But sometime on that doleful September day and the weeks and months that followed, I began to see America differently. Slowly, over those thousands of sobering hours, it became clear to me that Americans die for others.          


After poring through pages of government reports, jihadist literature and media reflections, I am now convinced that the fiery destruction of the 2,980 men, women and children who perished in the World Trade Center, the Pentagon and the four hijacked airplanes was in large part due to America’s unflinching efforts to maintain stability in the Middle East.


In fact, for more than half a century — ever since American replaced Britain as the new empire — it has shed much blood for other people.            


The Congressional Research Service, the statistical arm of the U.S. Congress, reports that more than 99,640 American men and women have died either on or off the battlefield in five major conflicts since 1950. The death toll was highest in Vietnam (58,220), followed by Korea (36,574). Iraq has claimed more than 4,460 U.S. lives. The Persian Gulf and Afghanistan wars account for the remainder.       


The difference between those deaths and Sept. 11’s was that the latter occurred at home and not on foreign soil.


“But I with mournful tread, Walk the deck my Captain lies, Fallen cold and dead.” — Walt Whitman


On that sad morning 10 years ago, I spoke to several people on their cellphones just before they died. Frantically scrambling between the Twin Towers’ escape routes and their high-rise desks, they were nice enough to give me an account of what was going on in those scalding towers. As a reporter for the Wall Street Journal at the time, I was covering the story out of the newspaper’s Boston bureau. I later learned some of those I spoke to never made it out of the building.              


The stories of that day’s dead have since risen out of the ashes. Many are to be remembered for their bravery and selflessness.            


Welles Remy Crowther, a 24-year-old equities trader, made it out of the building many times, but he kept going back in to guide others out of the blinding smoke. He was able to do this by breathing through a red bandana placed over his nose and mouth. But Welles went back in to help once too often. His body was found in the lobby of the South Tower, together with a number of firefighters who apparently died when the structure collapsed.               


The 2006 movie “Flight 93” also painfully tells of the heroics of a group of passengers who took back their plane that morning. In their struggle with the hijackers on that flight, the plane crashed into a field in Pennsylvania, aborting a possible attempt by the terrorists to fly the craft into the White House.              


I was humbled by these tales of valor. No longer could I be smugly un-American. I also came to realize a well-cloaked cowardice within me. Knowing how hated Americans are abroad, I had secretly been hoping that my European Union passport would save me from any anti-American sabotage or hostage-taking.               


Inspired and contrite, I resolved to become brave.             

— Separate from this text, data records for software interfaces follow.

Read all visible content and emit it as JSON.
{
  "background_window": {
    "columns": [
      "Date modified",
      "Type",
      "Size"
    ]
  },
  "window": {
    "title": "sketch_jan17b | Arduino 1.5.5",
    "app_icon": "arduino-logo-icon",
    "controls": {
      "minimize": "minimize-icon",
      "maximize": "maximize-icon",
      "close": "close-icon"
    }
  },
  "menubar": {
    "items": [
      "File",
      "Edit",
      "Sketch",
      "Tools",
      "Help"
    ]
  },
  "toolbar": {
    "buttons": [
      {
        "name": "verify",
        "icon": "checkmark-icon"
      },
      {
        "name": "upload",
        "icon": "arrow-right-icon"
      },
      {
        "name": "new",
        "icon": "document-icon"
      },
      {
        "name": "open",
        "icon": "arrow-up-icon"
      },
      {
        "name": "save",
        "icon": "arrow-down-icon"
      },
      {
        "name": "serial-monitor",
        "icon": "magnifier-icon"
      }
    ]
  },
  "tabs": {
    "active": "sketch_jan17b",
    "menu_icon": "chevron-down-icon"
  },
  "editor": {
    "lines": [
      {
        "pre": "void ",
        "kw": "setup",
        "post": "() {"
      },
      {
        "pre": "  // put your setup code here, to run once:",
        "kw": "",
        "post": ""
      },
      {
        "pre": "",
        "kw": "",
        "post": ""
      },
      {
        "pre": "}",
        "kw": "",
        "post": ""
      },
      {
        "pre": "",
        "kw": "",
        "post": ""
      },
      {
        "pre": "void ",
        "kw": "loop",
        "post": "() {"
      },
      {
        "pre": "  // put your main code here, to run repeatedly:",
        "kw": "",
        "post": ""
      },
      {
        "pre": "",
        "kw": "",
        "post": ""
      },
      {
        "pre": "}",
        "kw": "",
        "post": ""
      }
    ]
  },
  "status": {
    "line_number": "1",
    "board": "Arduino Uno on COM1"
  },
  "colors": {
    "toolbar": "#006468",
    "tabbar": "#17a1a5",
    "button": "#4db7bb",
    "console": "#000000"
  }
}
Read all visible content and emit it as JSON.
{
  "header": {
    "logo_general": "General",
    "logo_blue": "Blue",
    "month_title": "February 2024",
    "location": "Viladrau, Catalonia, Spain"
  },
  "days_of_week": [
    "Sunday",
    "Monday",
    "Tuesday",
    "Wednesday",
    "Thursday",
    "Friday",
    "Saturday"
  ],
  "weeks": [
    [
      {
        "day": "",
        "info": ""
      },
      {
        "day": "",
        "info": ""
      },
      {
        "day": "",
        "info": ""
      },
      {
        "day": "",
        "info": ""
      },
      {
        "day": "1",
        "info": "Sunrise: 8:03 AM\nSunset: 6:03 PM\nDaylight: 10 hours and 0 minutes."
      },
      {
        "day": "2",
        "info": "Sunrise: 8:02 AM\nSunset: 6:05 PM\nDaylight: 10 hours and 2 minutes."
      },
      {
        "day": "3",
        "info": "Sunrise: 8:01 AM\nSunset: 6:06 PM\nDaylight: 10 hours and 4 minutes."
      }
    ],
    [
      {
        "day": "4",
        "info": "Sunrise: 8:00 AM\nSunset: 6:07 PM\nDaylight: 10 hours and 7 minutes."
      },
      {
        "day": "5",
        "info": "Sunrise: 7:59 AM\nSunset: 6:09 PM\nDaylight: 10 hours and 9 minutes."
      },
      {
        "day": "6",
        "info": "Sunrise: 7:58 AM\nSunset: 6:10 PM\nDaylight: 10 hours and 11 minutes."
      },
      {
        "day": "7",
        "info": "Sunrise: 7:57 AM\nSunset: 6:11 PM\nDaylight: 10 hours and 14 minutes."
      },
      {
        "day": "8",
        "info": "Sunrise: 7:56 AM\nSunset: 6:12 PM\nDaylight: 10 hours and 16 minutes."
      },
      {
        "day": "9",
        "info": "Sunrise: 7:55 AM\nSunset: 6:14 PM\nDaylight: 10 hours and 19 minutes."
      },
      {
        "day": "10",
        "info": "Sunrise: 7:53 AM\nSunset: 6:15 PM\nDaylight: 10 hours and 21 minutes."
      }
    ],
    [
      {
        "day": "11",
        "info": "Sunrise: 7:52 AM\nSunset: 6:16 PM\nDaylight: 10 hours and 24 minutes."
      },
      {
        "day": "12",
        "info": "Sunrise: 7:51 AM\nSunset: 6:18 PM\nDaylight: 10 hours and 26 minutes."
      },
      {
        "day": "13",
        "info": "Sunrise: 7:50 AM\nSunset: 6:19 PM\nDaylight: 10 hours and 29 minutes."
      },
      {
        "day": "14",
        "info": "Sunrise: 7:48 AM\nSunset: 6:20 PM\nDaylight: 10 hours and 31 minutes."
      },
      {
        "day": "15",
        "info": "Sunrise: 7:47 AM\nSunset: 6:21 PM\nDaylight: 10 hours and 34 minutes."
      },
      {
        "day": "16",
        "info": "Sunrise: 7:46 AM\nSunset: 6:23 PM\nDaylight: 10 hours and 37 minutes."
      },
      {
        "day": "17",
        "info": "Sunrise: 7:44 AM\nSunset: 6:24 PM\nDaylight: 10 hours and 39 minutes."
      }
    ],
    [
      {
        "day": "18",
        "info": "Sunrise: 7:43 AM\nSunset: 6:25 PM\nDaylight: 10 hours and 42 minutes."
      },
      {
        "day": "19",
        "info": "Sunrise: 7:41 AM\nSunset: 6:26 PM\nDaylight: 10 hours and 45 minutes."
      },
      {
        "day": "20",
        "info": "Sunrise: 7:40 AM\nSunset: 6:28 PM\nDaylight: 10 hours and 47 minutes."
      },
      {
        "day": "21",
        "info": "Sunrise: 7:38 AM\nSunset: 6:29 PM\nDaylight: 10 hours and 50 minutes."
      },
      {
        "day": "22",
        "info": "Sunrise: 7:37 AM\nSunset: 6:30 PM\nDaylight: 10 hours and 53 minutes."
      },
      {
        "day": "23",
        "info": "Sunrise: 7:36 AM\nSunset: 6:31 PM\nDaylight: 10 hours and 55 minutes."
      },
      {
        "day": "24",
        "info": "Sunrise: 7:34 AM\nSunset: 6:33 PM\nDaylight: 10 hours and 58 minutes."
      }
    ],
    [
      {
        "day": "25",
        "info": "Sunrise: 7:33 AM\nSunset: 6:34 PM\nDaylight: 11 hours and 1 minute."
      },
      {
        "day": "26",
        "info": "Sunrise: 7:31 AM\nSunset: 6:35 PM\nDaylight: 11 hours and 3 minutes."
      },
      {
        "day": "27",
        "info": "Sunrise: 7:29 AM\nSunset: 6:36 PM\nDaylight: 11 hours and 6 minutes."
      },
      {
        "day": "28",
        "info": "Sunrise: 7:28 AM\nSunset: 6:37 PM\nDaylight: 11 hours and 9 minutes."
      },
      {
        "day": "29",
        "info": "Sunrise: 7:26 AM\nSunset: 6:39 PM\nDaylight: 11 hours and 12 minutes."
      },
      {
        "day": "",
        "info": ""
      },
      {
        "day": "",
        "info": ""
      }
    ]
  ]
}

On Sept. 27, 2005, along with 3,000 others in a Boston auditorium, I raised my right hand and pledged allegiance to the United States of America.


Joseph Pereira is now a freelance journalist, documentary filmmaker and adjunct professor at Emerson College in Boston. He worked for the Wall Street Journal for 22 years.